### Description of the task
Select all lines holding the word "icon" from the entries that follow.

### Data supplied
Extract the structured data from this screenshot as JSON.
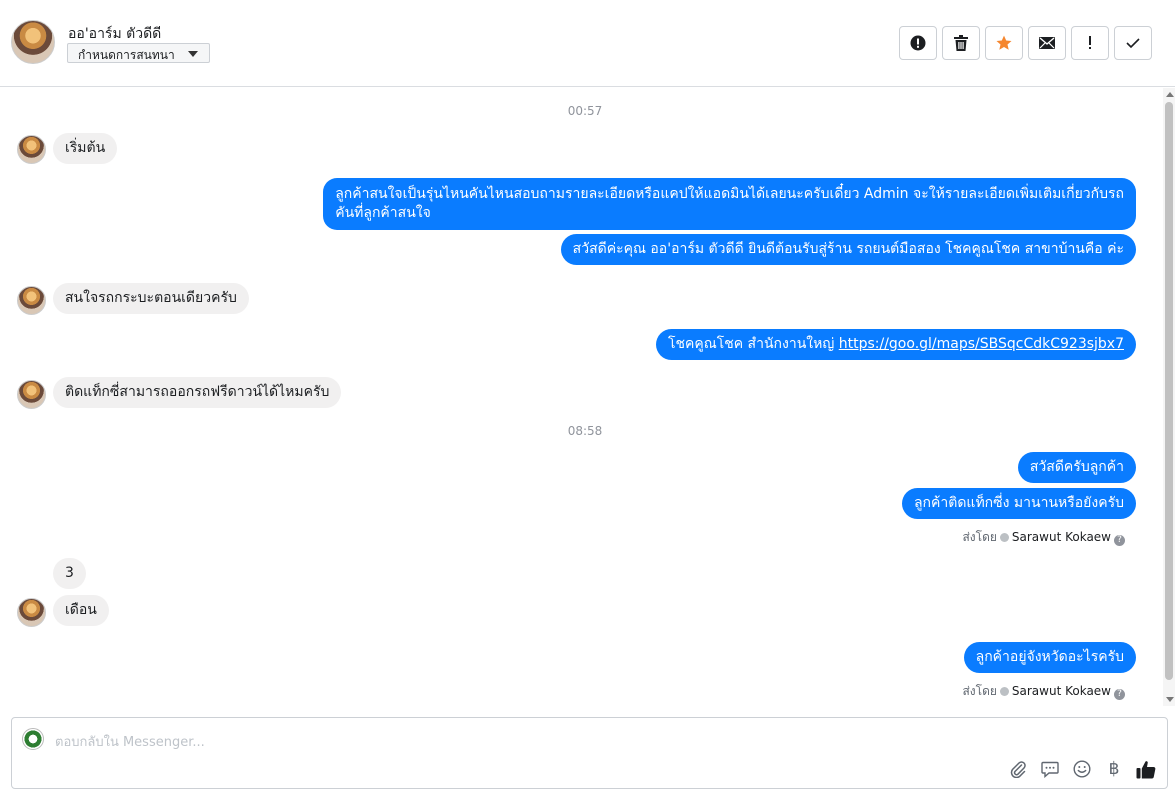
{
  "header": {
    "contact_name": "ออ'อาร์ม ตัวดีดี",
    "stage_label": "กำหนดการสนทนา",
    "actions": [
      {
        "name": "spam-icon"
      },
      {
        "name": "trash-icon"
      },
      {
        "name": "star-icon",
        "color": "#f5862e"
      },
      {
        "name": "mail-icon"
      },
      {
        "name": "follow-up-icon"
      },
      {
        "name": "check-icon"
      }
    ]
  },
  "conversation": {
    "timestamps": [
      "00:57",
      "08:58"
    ],
    "messages": [
      {
        "dir": "in",
        "text": "เริ่มต้น"
      },
      {
        "dir": "out",
        "line1": "ลูกค้าสนใจเป็นรุ่นไหนคันไหนสอบถามรายละเอียดหรือแคปให้แอดมินได้เลยนะครับเดี๋ยว Admin จะให้รายละเอียดเพิ่มเติมเกี่ยวกับรถ",
        "line2": "คันที่ลูกค้าสนใจ"
      },
      {
        "dir": "out",
        "text": "สวัสดีค่ะคุณ ออ'อาร์ม ตัวดีดี ยินดีต้อนรับสู่ร้าน รถยนต์มือสอง โชคคูณโชค สาขาบ้านคือ ค่ะ"
      },
      {
        "dir": "in",
        "text": "สนใจรถกระบะตอนเดียวครับ"
      },
      {
        "dir": "out",
        "text": "โชคคูณโชค สำนักงานใหญ่",
        "link": "https://goo.gl/maps/SBSqcCdkC923sjbx7"
      },
      {
        "dir": "in",
        "text": "ติดแท็กซี่สามารถออกรถฟรีดาวน์ได้ไหมครับ"
      },
      {
        "dir": "out",
        "text": "สวัสดีครับลูกค้า"
      },
      {
        "dir": "out",
        "text": "ลูกค้าติดแท็กซี่ง มานานหรือยังครับ"
      },
      {
        "dir": "in",
        "text": "3"
      },
      {
        "dir": "in",
        "text": "เดือน"
      },
      {
        "dir": "out",
        "text": "ลูกค้าอยู่จังหวัดอะไรครับ"
      }
    ],
    "sent_by_label": "ส่งโดย",
    "sender": "Sarawut Kokaew",
    "help_glyph": "?"
  },
  "composer": {
    "placeholder": "ตอบกลับใน Messenger...",
    "tools": [
      "attachment-icon",
      "saved-replies-icon",
      "emoji-icon",
      "baht-icon",
      "like-icon"
    ],
    "baht_glyph": "฿"
  }
}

### Response
        "name": "spam-icon"
        "name": "trash-icon"
        "name": "star-icon",
        "name": "mail-icon"
        "name": "follow-up-icon"
        "name": "check-icon"
      "attachment-icon",
      "saved-replies-icon",
      "emoji-icon",
      "baht-icon",
      "like-icon"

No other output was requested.